_What is expected_
Print exactly the lines from the line with "Serialize everything readable" to the last line of the data, please, both included.

%%

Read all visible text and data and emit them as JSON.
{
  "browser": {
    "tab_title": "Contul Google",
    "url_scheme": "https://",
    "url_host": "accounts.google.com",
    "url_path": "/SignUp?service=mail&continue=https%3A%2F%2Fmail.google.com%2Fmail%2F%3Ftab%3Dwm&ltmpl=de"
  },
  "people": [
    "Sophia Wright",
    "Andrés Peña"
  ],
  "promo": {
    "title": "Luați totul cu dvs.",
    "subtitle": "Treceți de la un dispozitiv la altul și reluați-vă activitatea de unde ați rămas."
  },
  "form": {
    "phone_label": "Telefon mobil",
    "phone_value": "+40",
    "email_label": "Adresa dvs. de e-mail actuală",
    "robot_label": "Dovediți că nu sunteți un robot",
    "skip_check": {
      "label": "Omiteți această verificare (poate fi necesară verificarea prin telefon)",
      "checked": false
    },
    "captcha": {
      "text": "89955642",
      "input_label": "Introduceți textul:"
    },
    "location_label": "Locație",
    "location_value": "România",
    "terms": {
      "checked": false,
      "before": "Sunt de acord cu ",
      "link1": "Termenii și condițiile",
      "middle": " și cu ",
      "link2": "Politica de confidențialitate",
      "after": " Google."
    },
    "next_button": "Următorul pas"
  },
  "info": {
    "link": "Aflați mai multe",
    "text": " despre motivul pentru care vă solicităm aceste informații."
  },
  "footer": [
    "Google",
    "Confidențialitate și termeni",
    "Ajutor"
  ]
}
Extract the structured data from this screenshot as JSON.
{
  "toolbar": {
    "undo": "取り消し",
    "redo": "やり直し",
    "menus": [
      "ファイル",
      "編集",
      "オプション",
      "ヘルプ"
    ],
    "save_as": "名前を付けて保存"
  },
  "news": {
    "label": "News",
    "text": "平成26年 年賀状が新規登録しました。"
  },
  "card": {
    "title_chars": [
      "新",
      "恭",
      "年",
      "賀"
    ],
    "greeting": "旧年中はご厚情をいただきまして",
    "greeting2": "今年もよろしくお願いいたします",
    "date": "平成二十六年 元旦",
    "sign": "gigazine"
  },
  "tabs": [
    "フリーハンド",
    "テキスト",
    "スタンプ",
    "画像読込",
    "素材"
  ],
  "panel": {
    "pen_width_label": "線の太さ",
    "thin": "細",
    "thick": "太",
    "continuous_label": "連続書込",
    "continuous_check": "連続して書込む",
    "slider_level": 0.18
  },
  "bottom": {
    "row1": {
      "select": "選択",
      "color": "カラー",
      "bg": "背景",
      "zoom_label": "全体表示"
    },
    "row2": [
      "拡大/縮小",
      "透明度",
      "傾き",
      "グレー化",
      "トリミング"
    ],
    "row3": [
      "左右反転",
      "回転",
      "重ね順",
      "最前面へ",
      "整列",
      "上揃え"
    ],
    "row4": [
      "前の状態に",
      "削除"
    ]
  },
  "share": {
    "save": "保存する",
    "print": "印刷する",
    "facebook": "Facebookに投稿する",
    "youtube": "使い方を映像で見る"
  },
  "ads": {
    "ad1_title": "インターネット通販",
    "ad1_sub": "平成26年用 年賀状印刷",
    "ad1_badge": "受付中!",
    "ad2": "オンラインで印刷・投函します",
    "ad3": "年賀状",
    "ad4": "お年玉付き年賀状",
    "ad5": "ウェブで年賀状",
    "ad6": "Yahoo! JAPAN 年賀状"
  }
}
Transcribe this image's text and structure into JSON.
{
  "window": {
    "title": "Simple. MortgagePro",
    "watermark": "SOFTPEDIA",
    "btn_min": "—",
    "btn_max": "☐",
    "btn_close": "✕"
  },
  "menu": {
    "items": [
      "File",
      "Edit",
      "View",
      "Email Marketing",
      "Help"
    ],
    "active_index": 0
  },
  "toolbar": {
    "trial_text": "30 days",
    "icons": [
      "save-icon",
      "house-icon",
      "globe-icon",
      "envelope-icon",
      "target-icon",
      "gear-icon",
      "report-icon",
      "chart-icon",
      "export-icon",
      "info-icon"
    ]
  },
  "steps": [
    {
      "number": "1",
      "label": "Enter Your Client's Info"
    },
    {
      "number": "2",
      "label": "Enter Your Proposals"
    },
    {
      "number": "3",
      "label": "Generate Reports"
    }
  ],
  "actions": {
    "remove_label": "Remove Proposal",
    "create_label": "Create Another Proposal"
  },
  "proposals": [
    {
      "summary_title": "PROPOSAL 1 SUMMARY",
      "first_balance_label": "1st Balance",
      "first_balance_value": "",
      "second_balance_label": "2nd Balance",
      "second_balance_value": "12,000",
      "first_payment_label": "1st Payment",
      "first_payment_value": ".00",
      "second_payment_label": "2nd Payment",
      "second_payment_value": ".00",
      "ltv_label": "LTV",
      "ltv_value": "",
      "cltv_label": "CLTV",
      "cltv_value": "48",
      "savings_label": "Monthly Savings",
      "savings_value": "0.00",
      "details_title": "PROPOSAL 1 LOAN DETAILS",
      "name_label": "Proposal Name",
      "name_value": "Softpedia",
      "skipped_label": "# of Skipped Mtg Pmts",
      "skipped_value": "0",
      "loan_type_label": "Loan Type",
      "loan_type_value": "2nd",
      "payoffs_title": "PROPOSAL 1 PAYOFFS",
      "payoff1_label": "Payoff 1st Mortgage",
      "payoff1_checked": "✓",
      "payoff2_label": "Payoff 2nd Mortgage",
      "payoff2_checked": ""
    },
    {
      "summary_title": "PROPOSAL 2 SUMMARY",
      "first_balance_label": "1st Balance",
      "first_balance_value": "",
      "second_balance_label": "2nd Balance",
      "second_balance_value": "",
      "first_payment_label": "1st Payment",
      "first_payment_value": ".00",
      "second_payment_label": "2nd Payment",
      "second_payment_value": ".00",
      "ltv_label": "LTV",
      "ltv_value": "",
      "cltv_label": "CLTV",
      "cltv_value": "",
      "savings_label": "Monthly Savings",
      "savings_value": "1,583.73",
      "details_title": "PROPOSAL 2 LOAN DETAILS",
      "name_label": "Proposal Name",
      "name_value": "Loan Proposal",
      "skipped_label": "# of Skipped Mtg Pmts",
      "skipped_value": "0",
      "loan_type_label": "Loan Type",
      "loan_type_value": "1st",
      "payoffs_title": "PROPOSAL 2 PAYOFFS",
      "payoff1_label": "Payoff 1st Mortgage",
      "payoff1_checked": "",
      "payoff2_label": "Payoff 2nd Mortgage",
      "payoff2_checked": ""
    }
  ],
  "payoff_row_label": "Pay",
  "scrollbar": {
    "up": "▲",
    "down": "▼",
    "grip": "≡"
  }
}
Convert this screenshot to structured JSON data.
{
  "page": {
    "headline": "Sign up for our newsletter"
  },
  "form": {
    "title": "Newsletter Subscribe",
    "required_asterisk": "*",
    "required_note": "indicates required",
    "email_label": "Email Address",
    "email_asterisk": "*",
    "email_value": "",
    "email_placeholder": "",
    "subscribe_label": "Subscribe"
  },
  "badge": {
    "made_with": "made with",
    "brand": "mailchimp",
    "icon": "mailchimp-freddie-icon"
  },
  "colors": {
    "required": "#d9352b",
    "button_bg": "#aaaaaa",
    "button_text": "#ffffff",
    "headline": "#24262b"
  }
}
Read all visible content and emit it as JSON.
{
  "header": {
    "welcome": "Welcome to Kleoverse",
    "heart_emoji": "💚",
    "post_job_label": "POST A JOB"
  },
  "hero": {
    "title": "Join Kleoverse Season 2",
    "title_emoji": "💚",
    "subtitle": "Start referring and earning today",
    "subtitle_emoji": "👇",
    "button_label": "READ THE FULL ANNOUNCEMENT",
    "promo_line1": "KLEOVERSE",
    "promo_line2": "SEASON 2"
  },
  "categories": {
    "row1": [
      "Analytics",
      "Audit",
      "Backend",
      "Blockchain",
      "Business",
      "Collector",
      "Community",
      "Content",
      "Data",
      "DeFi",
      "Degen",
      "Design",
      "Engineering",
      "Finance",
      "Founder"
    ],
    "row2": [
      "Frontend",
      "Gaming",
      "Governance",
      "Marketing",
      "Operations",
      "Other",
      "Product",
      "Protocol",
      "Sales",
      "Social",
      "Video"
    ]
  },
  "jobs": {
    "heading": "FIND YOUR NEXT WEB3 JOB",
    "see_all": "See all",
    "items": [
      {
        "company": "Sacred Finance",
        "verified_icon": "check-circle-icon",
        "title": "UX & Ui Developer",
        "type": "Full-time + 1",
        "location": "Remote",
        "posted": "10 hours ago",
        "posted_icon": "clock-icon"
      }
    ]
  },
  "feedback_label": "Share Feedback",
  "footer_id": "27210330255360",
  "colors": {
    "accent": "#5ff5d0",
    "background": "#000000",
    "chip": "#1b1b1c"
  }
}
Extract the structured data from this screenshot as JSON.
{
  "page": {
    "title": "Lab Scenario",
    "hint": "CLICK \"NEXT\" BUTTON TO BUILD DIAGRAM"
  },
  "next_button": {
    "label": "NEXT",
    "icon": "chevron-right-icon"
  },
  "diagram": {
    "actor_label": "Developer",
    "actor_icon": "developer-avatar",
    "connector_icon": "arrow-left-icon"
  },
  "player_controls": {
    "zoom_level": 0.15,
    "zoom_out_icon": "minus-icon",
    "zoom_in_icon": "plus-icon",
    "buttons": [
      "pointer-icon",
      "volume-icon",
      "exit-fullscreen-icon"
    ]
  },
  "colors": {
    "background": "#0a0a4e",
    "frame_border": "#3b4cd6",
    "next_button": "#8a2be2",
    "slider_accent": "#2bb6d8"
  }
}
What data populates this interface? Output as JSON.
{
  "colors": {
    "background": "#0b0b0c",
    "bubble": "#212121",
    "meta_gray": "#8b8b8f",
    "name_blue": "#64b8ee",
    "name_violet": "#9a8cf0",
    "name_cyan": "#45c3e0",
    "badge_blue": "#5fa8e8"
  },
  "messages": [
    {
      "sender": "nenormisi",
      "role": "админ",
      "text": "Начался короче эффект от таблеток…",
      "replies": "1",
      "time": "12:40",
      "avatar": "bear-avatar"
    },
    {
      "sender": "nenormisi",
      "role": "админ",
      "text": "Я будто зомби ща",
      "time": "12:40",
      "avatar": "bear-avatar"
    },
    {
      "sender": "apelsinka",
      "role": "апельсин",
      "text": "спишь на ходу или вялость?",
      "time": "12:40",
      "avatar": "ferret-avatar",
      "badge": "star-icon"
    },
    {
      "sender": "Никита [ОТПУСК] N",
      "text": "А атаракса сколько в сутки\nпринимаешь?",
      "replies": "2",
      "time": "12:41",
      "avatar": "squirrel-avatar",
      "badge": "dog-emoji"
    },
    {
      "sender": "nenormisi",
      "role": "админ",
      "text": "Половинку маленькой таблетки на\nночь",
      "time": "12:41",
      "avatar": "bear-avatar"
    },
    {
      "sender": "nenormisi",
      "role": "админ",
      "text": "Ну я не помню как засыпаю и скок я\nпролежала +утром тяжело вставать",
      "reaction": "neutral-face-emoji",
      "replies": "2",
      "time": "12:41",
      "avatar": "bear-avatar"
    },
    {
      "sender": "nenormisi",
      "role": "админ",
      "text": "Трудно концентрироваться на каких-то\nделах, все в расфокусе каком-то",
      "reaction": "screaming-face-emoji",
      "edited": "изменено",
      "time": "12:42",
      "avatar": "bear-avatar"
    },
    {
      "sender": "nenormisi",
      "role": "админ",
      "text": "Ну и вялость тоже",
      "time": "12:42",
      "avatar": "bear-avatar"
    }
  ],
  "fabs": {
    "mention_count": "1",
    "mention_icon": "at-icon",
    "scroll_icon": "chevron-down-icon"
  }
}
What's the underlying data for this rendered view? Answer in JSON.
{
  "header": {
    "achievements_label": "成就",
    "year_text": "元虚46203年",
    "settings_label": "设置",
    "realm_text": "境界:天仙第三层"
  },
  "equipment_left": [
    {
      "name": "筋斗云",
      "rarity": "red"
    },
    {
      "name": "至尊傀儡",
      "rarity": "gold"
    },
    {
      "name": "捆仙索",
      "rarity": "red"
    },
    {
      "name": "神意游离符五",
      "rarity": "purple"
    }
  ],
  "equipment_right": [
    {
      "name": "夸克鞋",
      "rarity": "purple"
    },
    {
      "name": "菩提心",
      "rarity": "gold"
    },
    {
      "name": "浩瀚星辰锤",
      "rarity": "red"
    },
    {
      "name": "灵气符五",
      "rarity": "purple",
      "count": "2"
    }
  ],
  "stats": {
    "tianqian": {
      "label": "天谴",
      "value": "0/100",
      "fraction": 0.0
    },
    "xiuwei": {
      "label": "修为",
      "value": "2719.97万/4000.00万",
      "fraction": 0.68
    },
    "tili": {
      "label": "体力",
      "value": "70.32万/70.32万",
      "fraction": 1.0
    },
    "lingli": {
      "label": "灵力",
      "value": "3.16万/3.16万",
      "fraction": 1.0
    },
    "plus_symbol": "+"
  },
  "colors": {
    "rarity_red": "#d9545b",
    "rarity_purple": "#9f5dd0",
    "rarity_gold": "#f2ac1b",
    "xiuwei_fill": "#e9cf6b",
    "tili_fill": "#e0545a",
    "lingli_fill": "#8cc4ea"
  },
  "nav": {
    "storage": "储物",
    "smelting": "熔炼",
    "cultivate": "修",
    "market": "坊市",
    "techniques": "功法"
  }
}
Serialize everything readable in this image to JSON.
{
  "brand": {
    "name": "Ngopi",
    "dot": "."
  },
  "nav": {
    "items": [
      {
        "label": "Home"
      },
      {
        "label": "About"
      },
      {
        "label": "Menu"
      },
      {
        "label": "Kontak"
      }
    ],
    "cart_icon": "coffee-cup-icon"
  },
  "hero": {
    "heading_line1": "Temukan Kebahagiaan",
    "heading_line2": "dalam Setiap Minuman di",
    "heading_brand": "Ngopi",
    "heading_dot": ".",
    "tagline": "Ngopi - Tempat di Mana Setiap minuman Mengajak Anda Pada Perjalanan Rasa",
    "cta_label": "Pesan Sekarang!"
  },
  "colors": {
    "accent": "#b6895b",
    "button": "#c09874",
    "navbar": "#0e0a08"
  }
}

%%

_Completed task_
Serialize everything readable in this image to JSON.
{
  "brand": {
    "name": "Ngopi",
    "dot": "."
  },
  "nav": {
    "items": [
      {
        "label": "Home"
      },
      {
        "label": "About"
      },
      {
        "label": "Menu"
      },
      {
        "label": "Kontak"
      }
    ],
    "cart_icon": "coffee-cup-icon"
  },
  "hero": {
    "heading_line1": "Temukan Kebahagiaan",
    "heading_line2": "dalam Setiap Minuman di",
    "heading_brand": "Ngopi",
    "heading_dot": ".",
    "tagline": "Ngopi - Tempat di Mana Setiap minuman Mengajak Anda Pada Perjalanan Rasa",
    "cta_label": "Pesan Sekarang!"
  },
  "colors": {
    "accent": "#b6895b",
    "button": "#c09874",
    "navbar": "#0e0a08"
  }
}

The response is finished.